         On October 20, 2017, Mixon filed his motion to intervene, wherein he alleged that his agreement with Farmers to settle the claims in exchange for $100, 000 was merely an oral agreement, and that “[he] has not signed a formal settlement agreement or release, nor has he received the settlement amount from Farmers.”[1] The Court granted Mixon's motion to intervene on December 14, 2017. Additionally, in response to Mixon's representation that the settlement funds may not issue, the Court ordered supplemental briefing on whether the issues before the Court were fit for declaratory judgment.

         On January 8, 2018, Plaintiffs amended their Complaint to include a request for the following declarations regarding Mixon:

As to Mixon 1) that he has no rights in the $100, 000.00 . . . and 2) Under the Plan Document, Plaintiffs have the independent rights to “sue, compromise, or settle” with third parties in their own names or in the name of . . . Mixon “to the full extent of the fringe benefit payments made to or on behalf of . . . Mixon.”[2]

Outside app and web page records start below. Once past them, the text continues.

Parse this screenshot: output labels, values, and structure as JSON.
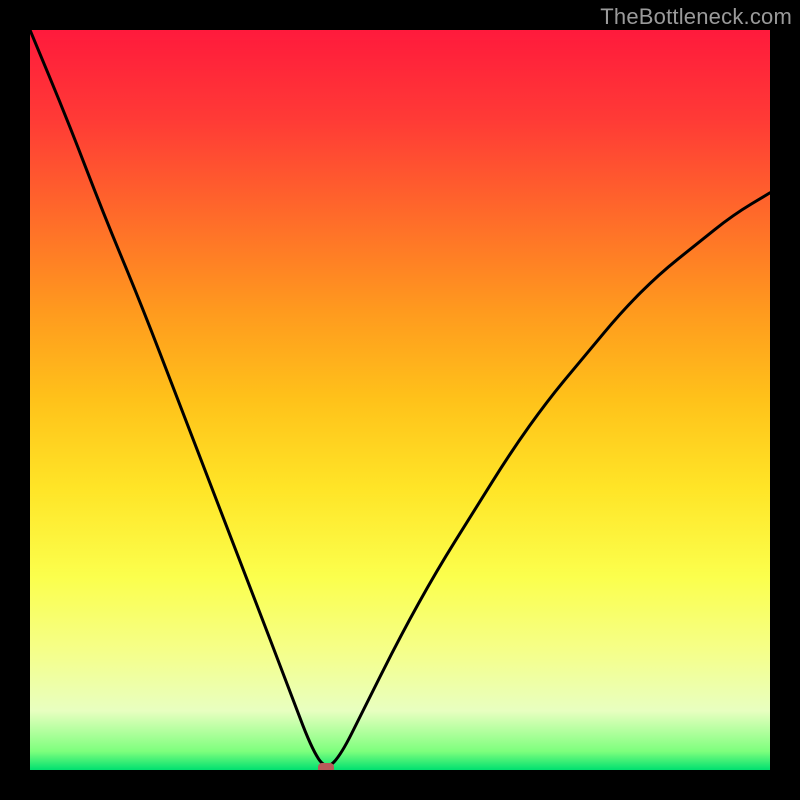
{
  "watermark": "TheBottleneck.com",
  "chart_data": {
    "type": "line",
    "title": "",
    "xlabel": "",
    "ylabel": "",
    "xlim": [
      0,
      100
    ],
    "ylim": [
      0,
      100
    ],
    "gradient_meaning": "background vertical gradient: red (top, high bottleneck) to green (bottom, optimal)",
    "series": [
      {
        "name": "bottleneck-curve",
        "x": [
          0,
          5,
          10,
          15,
          20,
          25,
          30,
          35,
          38,
          40,
          42,
          45,
          50,
          55,
          60,
          65,
          70,
          75,
          80,
          85,
          90,
          95,
          100
        ],
        "y": [
          100,
          88,
          75,
          63,
          50,
          37,
          24,
          11,
          3,
          0,
          2,
          8,
          18,
          27,
          35,
          43,
          50,
          56,
          62,
          67,
          71,
          75,
          78
        ]
      }
    ],
    "marker": {
      "name": "optimal-point",
      "x": 40,
      "y": 0,
      "color": "#b85a5a"
    }
  }
}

         On February 26, 2018, the Court issued a memorandum decision and order (“the February 26 Order”) finding that the issue regarding the rights to the alleged settlement funds was not yet ripe for determination and declining to exercise discretionary jurisdiction over the remaining issue regarding Plaintiffs' rights to pursue claims against Headley. The Court entered judgment dismissing Plaintiffs' claims without prejudice on February 28, 2018.

         On March 28, 2018, Plaintiffs filed a Motion to Amend/Correct Judgment and Memorandum in Support pursuant to Rule 59(e) of the Federal Rules of Civil Procedure. The Motion requests that the Court “reconsider its decision to dismiss Plaintiffs' claims for declaratory relief against Mixon because the Court has misapprehended controlling law, and in order to correct clear error or prevent manifest injustice.”[3] Plaintiffs do not challenge the Court's finding that a determination of which party has first rights to the settlement funds is not yet ripe, but do challenge the Court's decision not to exercise jurisdiction regarding Plaintiffs' right to independently settle with or bring suit against Headley under the Plan.

         II. DISCUSSION

         Plaintiffs present their Motion to Alter or Amend Judgment under Rule 59(e) of the Federal Rules of Civil Procedure. “Rule 59(e) relief is appropriate only where ‘the court has misapprehended the facts, a party's position, or the controlling law.'”[4]

         In the Court's February 26 Order, the Court declined to exercise its discretionary jurisdiction over the matter at issue upon consideration of the factors laid out in State Farm Fire & Casualty Co. v. Mhoon.[5] Plaintiffs argue that this reasoning erroneously assumes that the matter may be decided in state court. Plaintiffs explain that state courts do not have jurisdiction over claims that arise under ERISA. Therefore, Plaintiffs conclude that they would be prohibited from seeking recovery in any court without a determination of their rights under the Plan by this Court.

         The Court's February 26 Order does not mention state court or make any ruling regarding the Court's subject matter jurisdiction. The Court only declined to exercise its jurisdiction under the Declaratory Judgment Act.[6] The Order, therefore, does not prohibit Plaintiffs from filing their claims in any United States District Court, as suggested by Plaintiffs.[7] However, because the Court ...


Buy This Entire Record For $7.95

Download the entire decision to receive the complete text, official citation,
docket number, dissents and concurrences, and footnotes for this case.

Learn more about what you receive with purchase of this case.